The capable CloudStack storage solutions are few. Cloud providers, MSPs, and Enterprises benefit from StorPool together with CloudStack in order to accelerate their applications while increasing the ROI (Return on Investment) of their IT. Combined with its efficiency, scalability, and reliability, StorPool can boost the performance of your CloudStack infrastructure and help you to achieve superb end-user experience.
The History of Building StorPool’s integration with CloudStack
StorPool decided to do its CloudStack integration about two years ago. Back then, the main goal in mind was to expose all the functionality in the storage system and also map StorPool concepts to CloudStack concepts. This was necessary since there is no standard of how things are made or how they behave. A clear example of that is the concept of snapshots in CloudStack and OpenStack – being rather different from each other.
We first did the deployment only with the KVM hypervisor. And tried to make the integration behave similarly to other primary storage backends for KVM, that already exist. The reason for that is so that StorPool can behave in a similar manner and the customer could still feel comfortable and confident using it. This all started back in 2016 when a customer asked about the possibility of using StorPool with CloudStack. The environment was fully brought up in just two weeks, after which the StorPool-CloudStack integration was born. However, the above-mentioned customer then decided to go with a different cloud management system, which led to the integration “sitting on the shelf” until earlier this year. That’s when we rebooted our marketing efforts and our first production deployments with CloudStack.
How does StorPool’s CloudStack storage solution work?
You can think of it as having a control plane and a data plane.
On the data plane, on each host shown above, there are virtual machines, which are presented with raw disk images. Virtual disks correspond to block devices in the host, in this case, the block devices are provided by a StorPool Block Device Driver. The StorPool Block Device Driver knows where in the cluster the data is and it communicates to the StorPool servers directly. There is no hopping between nodes to get to the data and there are no blocking metadata requests. Metadata (the map of where data is in the cluster) is propagated to the initiator (driver) ahead of time.
StorPool to CloudStack integration is on the control plane. This means that when CloudStack needs to create a volume, it does a StorPool API call. When CloudStack needs to attach a storage volume to a host, it does an API call to StorPool, etc.
The data plane, on the other hand, is completely independent. For it to be set up you need a StorPool Block Device Driver in the host in order to be able to process reads and writes, etc. Additionally, the data plane has all the performance critical aspects of the storage solution such as using RDMA in the network interface cards, doing a kernel bypass.

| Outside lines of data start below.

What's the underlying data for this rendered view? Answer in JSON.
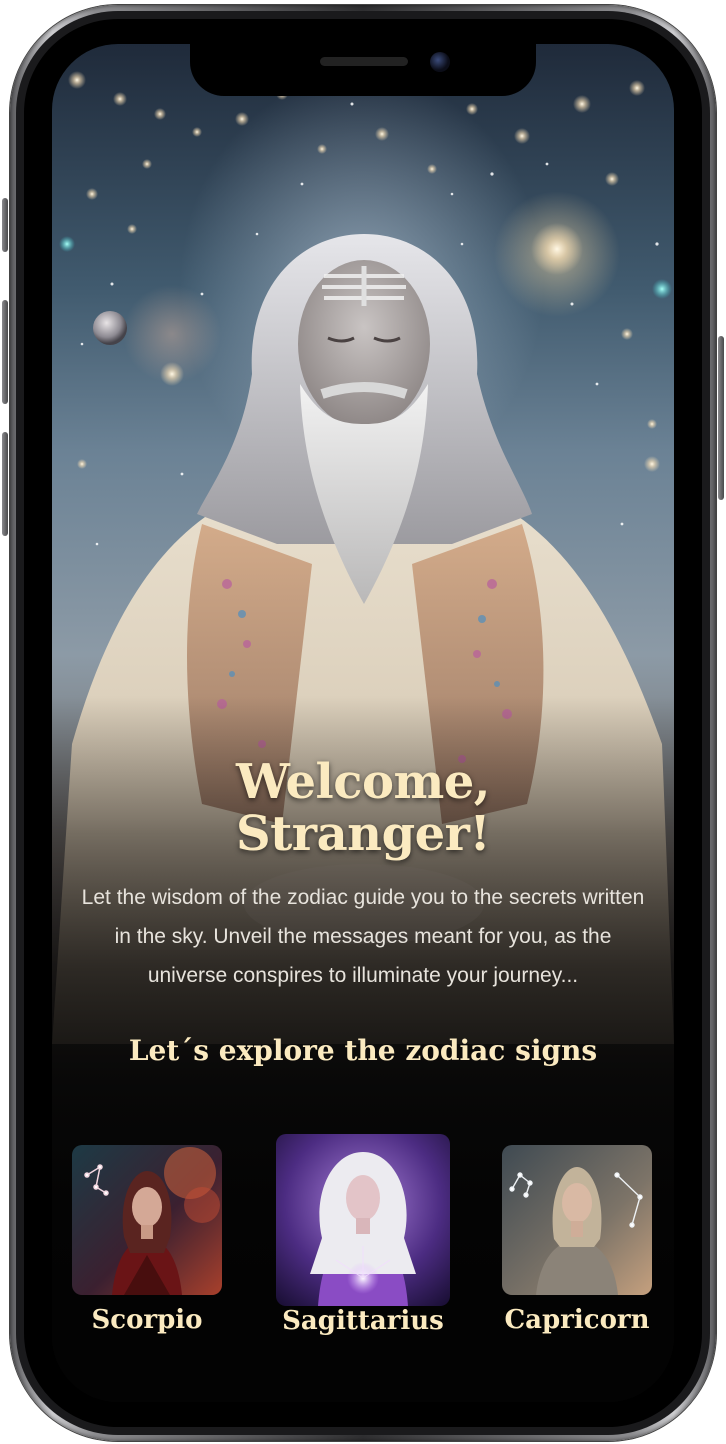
{
  "welcome": {
    "line1": "Welcome,",
    "line2": "Stranger!"
  },
  "intro_text": "Let the wisdom of the zodiac guide you to the secrets written in the sky. Unveil the messages meant for you, as the universe conspires to illuminate your journey...",
  "explore_heading": "Let´s explore the zodiac signs",
  "signs": [
    {
      "name": "Scorpio"
    },
    {
      "name": "Sagittarius"
    },
    {
      "name": "Capricorn"
    }
  ],
  "colors": {
    "heading": "#fbeac0",
    "body_text": "#e7e3dc",
    "background_bottom": "#030303"
  }
}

StorPool’s CloudStack Storage Plugin functionality
When first building the integration StorPool mapped out all the high-level functionality. We mapped everything, that a customer would want to do in the CloudStack UI to the Function call in the StorPool plugin.
So for example, if you go to the CloudStack UI and you request to create a ROOT volume from ISO, in the StorPool plugin that command would correspond to a call called “createVolumeAsync”.

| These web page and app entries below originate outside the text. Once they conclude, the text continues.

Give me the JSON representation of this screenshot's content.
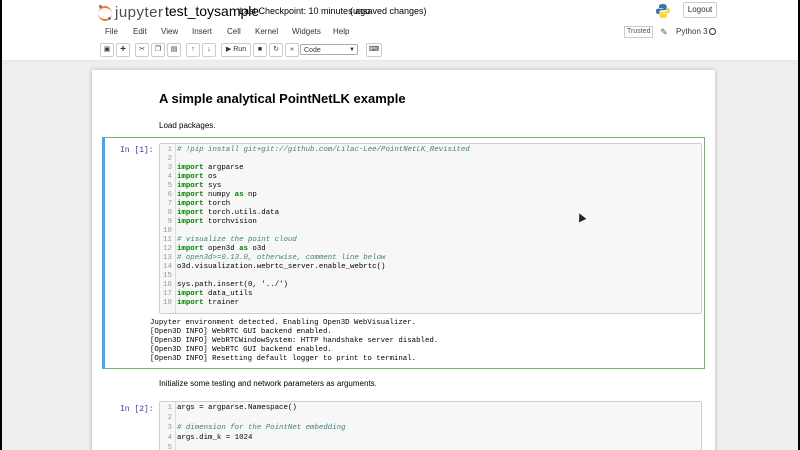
{
  "header": {
    "logo_text": "jupyter",
    "notebook_name": "test_toysample",
    "checkpoint": "Last Checkpoint: 10 minutes ago",
    "unsaved": "(unsaved changes)",
    "logout": "Logout"
  },
  "menu": [
    "File",
    "Edit",
    "View",
    "Insert",
    "Cell",
    "Kernel",
    "Widgets",
    "Help"
  ],
  "kernel": {
    "trusted": "Trusted",
    "name": "Python 3"
  },
  "toolbar": {
    "run_label": "Run",
    "cell_type": "Code",
    "icons": [
      "save-icon",
      "add-cell-icon",
      "cut-icon",
      "copy-icon",
      "paste-icon",
      "move-up-icon",
      "move-down-icon",
      "run-icon",
      "stop-icon",
      "restart-icon",
      "fast-forward-icon",
      "keyboard-icon"
    ]
  },
  "notebook": {
    "heading": "A simple analytical PointNetLK example",
    "md_load": "Load packages.",
    "md_init": "Initialize some testing and network parameters as arguments.",
    "cell1": {
      "prompt": "In [1]:",
      "lines": [
        {
          "n": "1",
          "t": "# !pip install git+git://github.com/Lilac-Lee/PointNetLK_Revisited"
        },
        {
          "n": "2",
          "t": ""
        },
        {
          "n": "3",
          "t": "import argparse"
        },
        {
          "n": "4",
          "t": "import os"
        },
        {
          "n": "5",
          "t": "import sys"
        },
        {
          "n": "6",
          "t": "import numpy as np"
        },
        {
          "n": "7",
          "t": "import torch"
        },
        {
          "n": "8",
          "t": "import torch.utils.data"
        },
        {
          "n": "9",
          "t": "import torchvision"
        },
        {
          "n": "10",
          "t": ""
        },
        {
          "n": "11",
          "t": "# visualize the point cloud"
        },
        {
          "n": "12",
          "t": "import open3d as o3d"
        },
        {
          "n": "13",
          "t": "# open3d>=0.13.0, otherwise, comment line below"
        },
        {
          "n": "14",
          "t": "o3d.visualization.webrtc_server.enable_webrtc()"
        },
        {
          "n": "15",
          "t": ""
        },
        {
          "n": "16",
          "t": "sys.path.insert(0, '../')"
        },
        {
          "n": "17",
          "t": "import data_utils"
        },
        {
          "n": "18",
          "t": "import trainer"
        }
      ],
      "output": [
        "Jupyter environment detected. Enabling Open3D WebVisualizer.",
        "[Open3D INFO] WebRTC GUI backend enabled.",
        "[Open3D INFO] WebRTCWindowSystem: HTTP handshake server disabled.",
        "[Open3D INFO] WebRTC GUI backend enabled.",
        "[Open3D INFO] Resetting default logger to print to terminal."
      ]
    },
    "cell2": {
      "prompt": "In [2]:",
      "lines": [
        {
          "n": "1",
          "t": "args = argparse.Namespace()"
        },
        {
          "n": "2",
          "t": ""
        },
        {
          "n": "3",
          "t": "# dimension for the PointNet embedding"
        },
        {
          "n": "4",
          "t": "args.dim_k = 1024"
        },
        {
          "n": "5",
          "t": ""
        }
      ]
    }
  }
}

And in another example, in order to live-migrate, a virtual machine from one host to another, on the storage backend the virtual disks of the said virtual machine are attached to the new hypervisor. The virtual machine is being migrated and afterward, the virtual disks on the old hypervisor are detached.
The Cloudstack/KVM/iSCSI patch
Back in 2016 when first CloudStack integration was being done, the only hiccups, that StorPool had was in the CloudStack’s iSCSI driver. There if you have multiple storage backends – iSCSI, StorPool, etc. when a volume is detached, the iSCSI driver instead of failing and returning the error, that it is in fact not a block device, which is managed by the iSCSI driver. What it does is that it says the volume has been detached successfully.
In terms of roadmap, StorPool has plans to further develop its CloudStack storage integration and work on the following features:
- Expose StorPool’s QoS functionality through CloudStack – we would expose QoS in a way similar to how the SolidFire driver for CloudStack exposes QoS parameters.
- Expose StorPool snapshots and StorPool multi-site capabilities through the new backup service – With StorPool you can have multiple clusters in different locations. And also create a snapshot in one cluster and send it to another cluster. Customers often use this functionality for backup and disaster recovery. Exposing it through CloudStack makes sense.
- Implement storage migration between StorPool templates and/or between StorPool and non-StorPool storage
If you want to hear the entire talk by Boyan Krosnov and learn more about StorPool’s integration with CloudStack, click the link below.